- [THE PROBLEM] Report the count of lines containing the word "SpeedyBuy" in these records, with no other text.

== RECORDED DATA ==

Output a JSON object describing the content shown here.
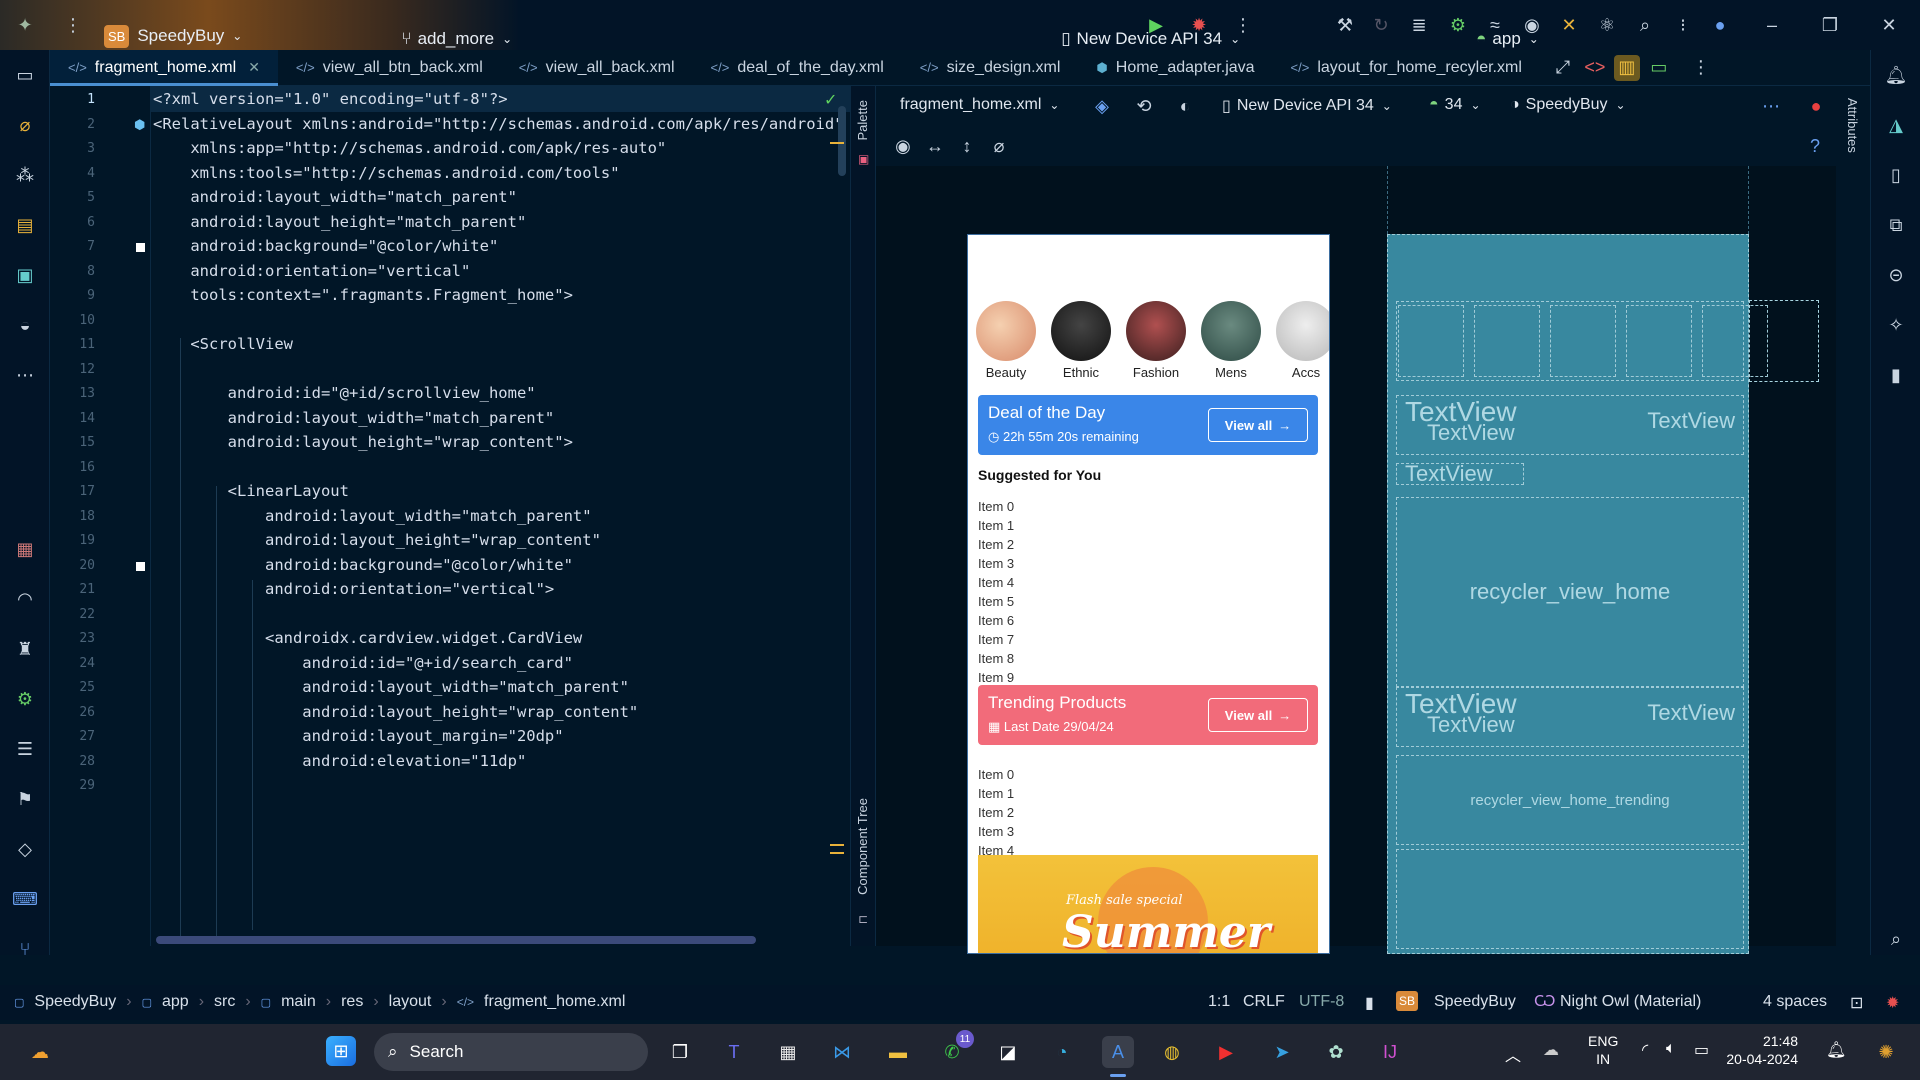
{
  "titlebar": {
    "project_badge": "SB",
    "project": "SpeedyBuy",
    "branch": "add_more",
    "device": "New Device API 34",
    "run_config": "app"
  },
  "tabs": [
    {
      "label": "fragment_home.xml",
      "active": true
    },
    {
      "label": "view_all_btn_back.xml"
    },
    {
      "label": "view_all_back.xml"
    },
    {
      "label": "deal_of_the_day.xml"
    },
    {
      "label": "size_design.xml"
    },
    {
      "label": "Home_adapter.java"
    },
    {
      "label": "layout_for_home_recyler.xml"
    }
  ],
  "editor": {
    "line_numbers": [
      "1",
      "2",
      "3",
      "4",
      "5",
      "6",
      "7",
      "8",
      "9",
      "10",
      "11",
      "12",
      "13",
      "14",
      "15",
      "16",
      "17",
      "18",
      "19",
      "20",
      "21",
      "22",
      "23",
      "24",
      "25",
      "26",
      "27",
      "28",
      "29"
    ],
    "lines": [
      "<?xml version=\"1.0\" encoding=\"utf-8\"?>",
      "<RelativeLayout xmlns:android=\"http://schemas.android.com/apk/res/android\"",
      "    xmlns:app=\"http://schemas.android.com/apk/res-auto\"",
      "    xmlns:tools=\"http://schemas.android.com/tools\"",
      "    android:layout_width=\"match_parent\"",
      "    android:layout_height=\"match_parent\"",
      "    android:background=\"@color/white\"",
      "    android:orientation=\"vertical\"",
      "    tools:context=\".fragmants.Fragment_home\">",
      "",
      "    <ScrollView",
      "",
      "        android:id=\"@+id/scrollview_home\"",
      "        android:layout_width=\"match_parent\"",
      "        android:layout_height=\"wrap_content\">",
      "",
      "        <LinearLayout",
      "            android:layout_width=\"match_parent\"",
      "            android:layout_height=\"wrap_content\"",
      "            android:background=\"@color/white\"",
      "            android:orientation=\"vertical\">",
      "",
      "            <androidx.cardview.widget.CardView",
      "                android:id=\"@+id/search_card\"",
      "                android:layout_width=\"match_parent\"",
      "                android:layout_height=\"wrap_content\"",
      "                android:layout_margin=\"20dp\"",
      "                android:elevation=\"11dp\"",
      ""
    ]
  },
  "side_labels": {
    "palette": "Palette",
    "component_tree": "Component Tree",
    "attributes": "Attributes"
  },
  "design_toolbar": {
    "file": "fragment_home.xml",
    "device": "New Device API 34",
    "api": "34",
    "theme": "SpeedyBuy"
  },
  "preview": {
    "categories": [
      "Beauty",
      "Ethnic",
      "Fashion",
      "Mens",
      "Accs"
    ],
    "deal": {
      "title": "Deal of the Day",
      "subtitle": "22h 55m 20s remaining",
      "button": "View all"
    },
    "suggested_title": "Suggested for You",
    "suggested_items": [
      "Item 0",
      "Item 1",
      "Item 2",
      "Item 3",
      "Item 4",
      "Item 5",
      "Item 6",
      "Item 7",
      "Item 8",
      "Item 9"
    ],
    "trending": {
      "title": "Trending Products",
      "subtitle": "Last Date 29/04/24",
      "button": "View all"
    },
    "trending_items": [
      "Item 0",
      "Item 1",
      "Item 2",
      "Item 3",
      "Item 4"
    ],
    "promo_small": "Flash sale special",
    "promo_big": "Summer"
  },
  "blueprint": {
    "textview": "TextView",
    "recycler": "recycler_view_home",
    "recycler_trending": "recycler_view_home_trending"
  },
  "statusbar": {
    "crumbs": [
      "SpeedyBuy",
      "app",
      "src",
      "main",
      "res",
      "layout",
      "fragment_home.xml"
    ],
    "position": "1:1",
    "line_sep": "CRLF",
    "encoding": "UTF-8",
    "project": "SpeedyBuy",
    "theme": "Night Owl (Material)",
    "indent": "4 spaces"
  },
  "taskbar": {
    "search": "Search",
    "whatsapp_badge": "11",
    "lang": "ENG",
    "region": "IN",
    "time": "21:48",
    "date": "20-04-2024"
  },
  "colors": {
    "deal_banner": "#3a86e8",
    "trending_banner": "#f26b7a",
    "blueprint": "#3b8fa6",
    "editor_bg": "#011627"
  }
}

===
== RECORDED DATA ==

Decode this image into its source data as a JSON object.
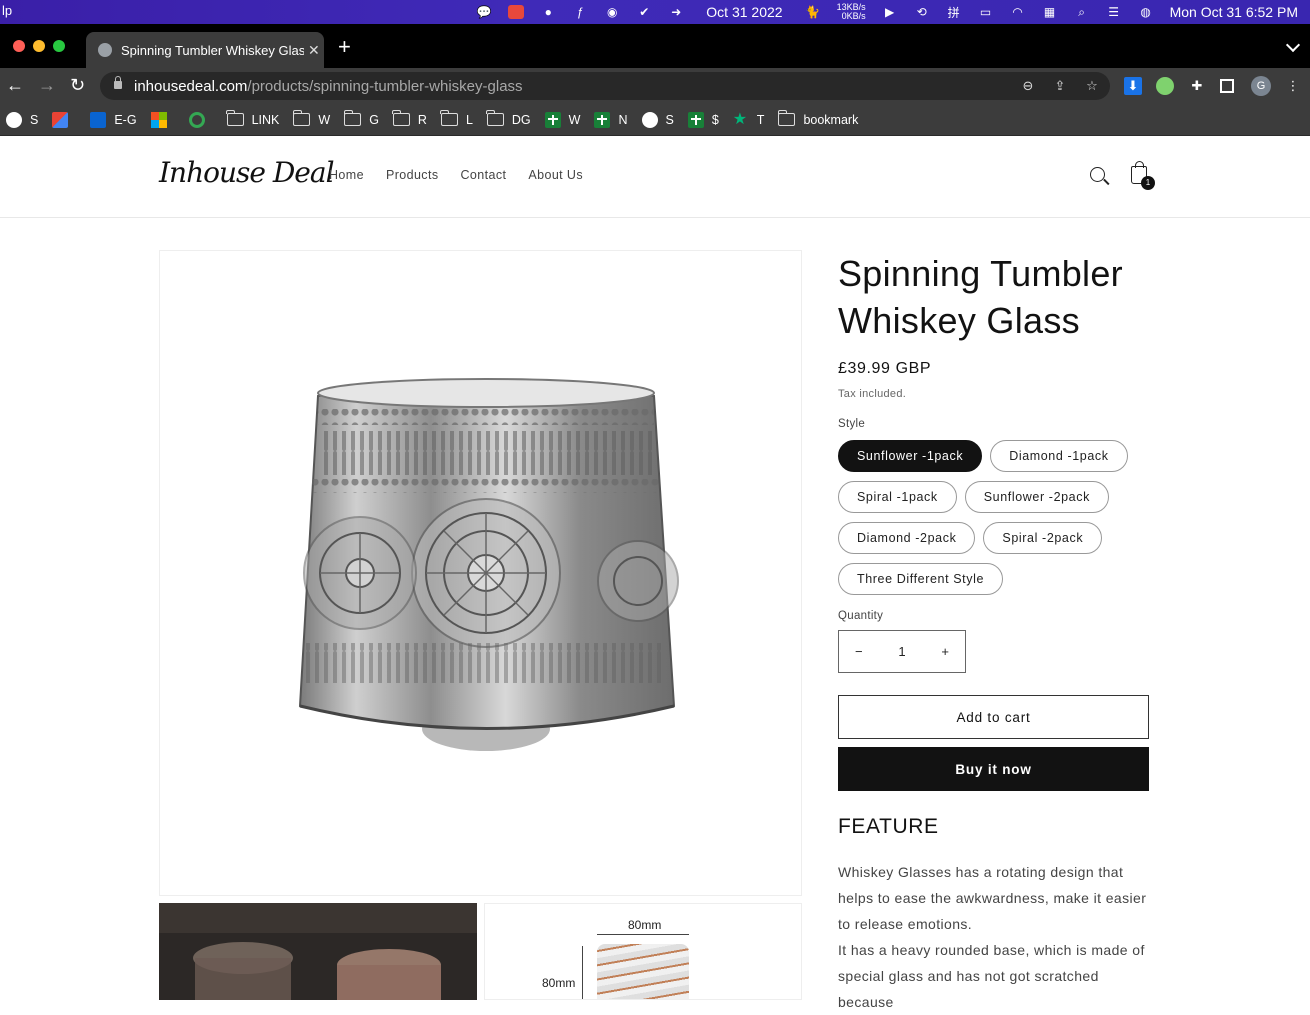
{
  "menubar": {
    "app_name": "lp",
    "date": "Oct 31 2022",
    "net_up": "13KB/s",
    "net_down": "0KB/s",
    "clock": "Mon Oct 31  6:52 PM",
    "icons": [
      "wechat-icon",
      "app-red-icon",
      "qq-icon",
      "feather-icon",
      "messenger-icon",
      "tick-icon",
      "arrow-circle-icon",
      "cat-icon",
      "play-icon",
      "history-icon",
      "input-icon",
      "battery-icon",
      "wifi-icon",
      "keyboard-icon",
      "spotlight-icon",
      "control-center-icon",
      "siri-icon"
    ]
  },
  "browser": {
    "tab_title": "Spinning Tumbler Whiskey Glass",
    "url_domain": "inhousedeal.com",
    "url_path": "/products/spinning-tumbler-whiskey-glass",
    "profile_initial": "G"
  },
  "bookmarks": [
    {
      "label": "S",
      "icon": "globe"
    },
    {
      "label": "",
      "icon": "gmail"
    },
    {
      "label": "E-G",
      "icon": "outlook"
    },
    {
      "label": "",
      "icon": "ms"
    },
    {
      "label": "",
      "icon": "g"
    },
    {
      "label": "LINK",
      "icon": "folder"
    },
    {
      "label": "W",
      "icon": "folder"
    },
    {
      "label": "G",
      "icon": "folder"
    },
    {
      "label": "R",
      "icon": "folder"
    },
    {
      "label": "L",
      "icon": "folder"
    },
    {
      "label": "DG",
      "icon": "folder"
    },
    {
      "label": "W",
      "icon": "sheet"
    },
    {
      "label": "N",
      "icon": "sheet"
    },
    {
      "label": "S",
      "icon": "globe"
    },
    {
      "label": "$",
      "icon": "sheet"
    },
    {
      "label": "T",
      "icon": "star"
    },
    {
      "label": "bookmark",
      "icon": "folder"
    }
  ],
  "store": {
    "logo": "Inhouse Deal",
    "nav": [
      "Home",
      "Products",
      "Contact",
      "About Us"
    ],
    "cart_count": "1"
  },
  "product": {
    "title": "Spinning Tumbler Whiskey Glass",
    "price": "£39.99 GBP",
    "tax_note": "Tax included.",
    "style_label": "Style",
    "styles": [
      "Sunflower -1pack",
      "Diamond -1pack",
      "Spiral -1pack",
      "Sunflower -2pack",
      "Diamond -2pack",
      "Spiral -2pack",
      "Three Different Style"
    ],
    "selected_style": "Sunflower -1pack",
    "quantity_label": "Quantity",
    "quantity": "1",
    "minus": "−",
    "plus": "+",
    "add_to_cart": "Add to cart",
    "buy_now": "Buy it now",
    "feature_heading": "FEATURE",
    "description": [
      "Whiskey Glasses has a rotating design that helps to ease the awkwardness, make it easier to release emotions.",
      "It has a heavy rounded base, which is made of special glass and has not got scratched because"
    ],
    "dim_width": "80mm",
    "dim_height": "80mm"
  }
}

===

- [OUTPUT OF THE EXERCISE] 4